Finally some waiver news from the Sharks: Jon Matsumoto, Bracken Kearns and Danny Groulx were put on waivers, presumably so they can join the Worcester Sharks. Seems like they were slated to play there all along but at least it's a sign of life from the Sharks.
Those who wage wars rarely fight them. That is something we all know but in the modern western world we like to forget how many people are subject to the whims of the fortunate few. Those facts don't jibe with our notion of the free pursuit of happiness and all that. We know it's a jungle out there but when folks get put out of work, have their lives tossed around like poker chips on a table they aren't even sitting at, it still stings.
Mark Purdy wrote a piece for the Mercury News about what an NHL lockout means for interested parties who are not involved in the negotiations. In it, he calls said interested parties "stakeholders." Wow but that sounds more mighty than it is. Satellite businesses may have a stake in NHL games, but I wouldn't say they hold that stake. It seems more like they can mine it until the real owner--the NHL-- shows up to put in a parking lot, or empty that lot by locking out the players. The people who choose to enter the conflict are rarely the ones who really get hurt. If they were, they might choose differently.
Yesterday the NHL and the NHLPA met again to talk about meeting again:
@DarrenDreger: "Good, candid discussion in negotiations today. NHL and NHLPA will determine when the next meeting will be tomorrow."
That "tomorrow" means today... a Saturday? It may not seem like much but talking is progress, progress that could yet prevent a lockout. Wait, what? But... but... but... we're all ready for a lockout. We've been TOLD there will be one, that there was never a chance the season would start on time. We're all cranky and bitter and people have not purchased tickets or made reservations they would have made if they thought the season would start any time before December! Sharks fans have season tickets to SF Bulls games! They can't just go talking like this... they can't not not play now. And yet they are hard at work to do just that:
@Russostrib: "Konopka says #NHLPA staff is still hard at work at #NHLPA office. He's sticking around til the morning to see if they'll meet again #MNWild"

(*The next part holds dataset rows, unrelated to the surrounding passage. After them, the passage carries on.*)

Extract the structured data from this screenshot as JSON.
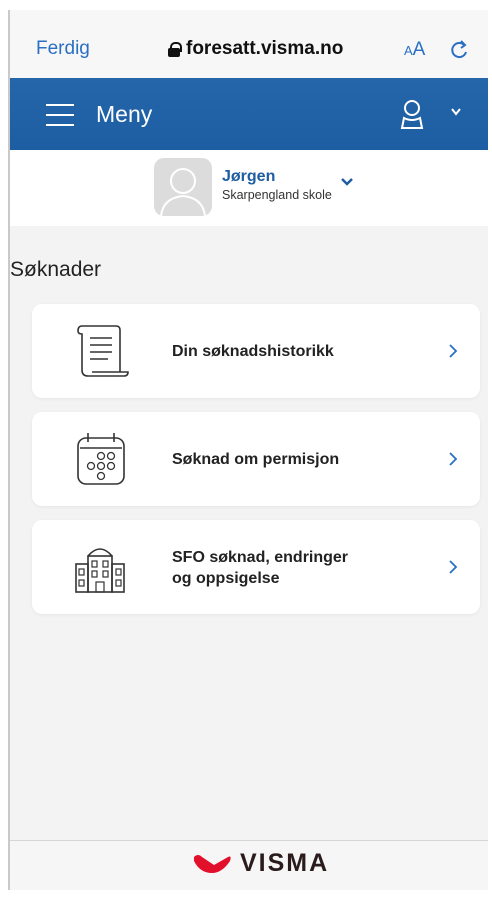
{
  "browser": {
    "done_label": "Ferdig",
    "url": "foresatt.visma.no",
    "text_size_label_small": "A",
    "text_size_label_large": "A"
  },
  "menu": {
    "label": "Meny"
  },
  "profile": {
    "name": "Jørgen",
    "school": "Skarpengland skole"
  },
  "section": {
    "title": "Søknader"
  },
  "cards": [
    {
      "label": "Din søknadshistorikk",
      "icon": "scroll-icon"
    },
    {
      "label": "Søknad om permisjon",
      "icon": "calendar-icon"
    },
    {
      "label": "SFO søknad, endringer\nog oppsigelse",
      "icon": "school-building-icon"
    }
  ],
  "footer": {
    "brand": "VISMA"
  },
  "colors": {
    "accent": "#1d5ea3",
    "link": "#2a6fc4",
    "brand_red": "#e3102c"
  }
}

Well, that's what you get, ye of little faith and anyone else trying to make sense of the signs. Just when the KHL and even the Swedes were getting ready for open season on NHL players, we get this talking stuff.